▸ **Problem requirements**: Images are to be dropped; everything else in the entries below must be copied exactly.

START Data listing

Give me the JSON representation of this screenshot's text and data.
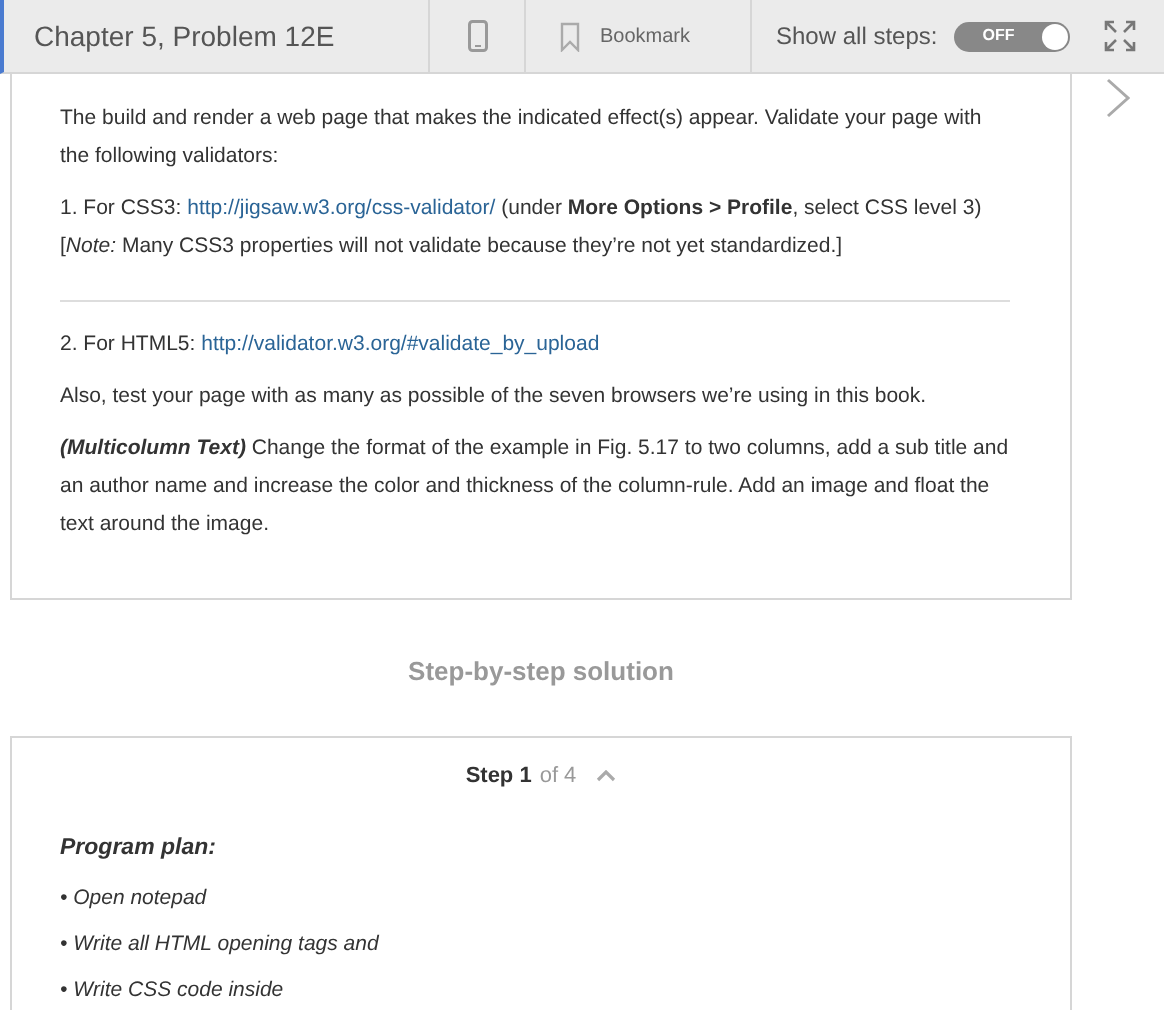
{
  "header": {
    "title": "Chapter 5, Problem 12E",
    "bookmark": "Bookmark",
    "show_all_label": "Show all steps:",
    "toggle": {
      "on": false,
      "label": "OFF"
    }
  },
  "problem": {
    "paragraphs": [
      [
        {
          "kind": "text",
          "text": "The build and render a web page that makes the indicated effect(s) appear. Validate your page with the following validators:"
        }
      ],
      [
        {
          "kind": "text",
          "text": "1. For CSS3: "
        },
        {
          "kind": "link",
          "text": "http://jigsaw.w3.org/css-validator/"
        },
        {
          "kind": "text",
          "text": " (under **More Options > Profile**, select CSS level 3) [*Note:* Many CSS3 properties will not validate because they’re not yet standardized.]"
        }
      ],
      [
        {
          "kind": "rule"
        }
      ],
      [
        {
          "kind": "text",
          "text": "2. For HTML5: "
        },
        {
          "kind": "link",
          "text": "http://validator.w3.org/#validate_by_upload"
        }
      ],
      [
        {
          "kind": "text",
          "text": "Also, test your page with as many as possible of the seven browsers we’re using in this book."
        }
      ],
      [
        {
          "kind": "lead",
          "text": "(Multicolumn Text)"
        },
        {
          "kind": "text",
          "text": " Change the format of the example in Fig. 5.17 to two columns, add a sub title and an author name and increase the color and thickness of the column-rule. Add an image and float the text around the image."
        }
      ]
    ]
  },
  "solution_heading": "Step-by-step solution",
  "step": {
    "label": "Step 1",
    "of": "of 4",
    "expanded": true,
    "heading": "Program plan:",
    "items": [
      "• Open notepad",
      "• Write all HTML opening tags and",
      "• Write CSS code inside"
    ]
  }
}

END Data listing

▸ **Finished exercise**:
Give me the JSON representation of this screenshot's text and data.
{
  "header": {
    "title": "Chapter 5, Problem 12E",
    "bookmark": "Bookmark",
    "show_all_label": "Show all steps:",
    "toggle": {
      "on": false,
      "label": "OFF"
    }
  },
  "problem": {
    "paragraphs": [
      [
        {
          "kind": "text",
          "text": "The build and render a web page that makes the indicated effect(s) appear. Validate your page with the following validators:"
        }
      ],
      [
        {
          "kind": "text",
          "text": "1. For CSS3: "
        },
        {
          "kind": "link",
          "text": "http://jigsaw.w3.org/css-validator/"
        },
        {
          "kind": "text",
          "text": " (under **More Options > Profile**, select CSS level 3) [*Note:* Many CSS3 properties will not validate because they’re not yet standardized.]"
        }
      ],
      [
        {
          "kind": "rule"
        }
      ],
      [
        {
          "kind": "text",
          "text": "2. For HTML5: "
        },
        {
          "kind": "link",
          "text": "http://validator.w3.org/#validate_by_upload"
        }
      ],
      [
        {
          "kind": "text",
          "text": "Also, test your page with as many as possible of the seven browsers we’re using in this book."
        }
      ],
      [
        {
          "kind": "lead",
          "text": "(Multicolumn Text)"
        },
        {
          "kind": "text",
          "text": " Change the format of the example in Fig. 5.17 to two columns, add a sub title and an author name and increase the color and thickness of the column-rule. Add an image and float the text around the image."
        }
      ]
    ]
  },
  "solution_heading": "Step-by-step solution",
  "step": {
    "label": "Step 1",
    "of": "of 4",
    "expanded": true,
    "heading": "Program plan:",
    "items": [
      "• Open notepad",
      "• Write all HTML opening tags and",
      "• Write CSS code inside"
    ]
  }
}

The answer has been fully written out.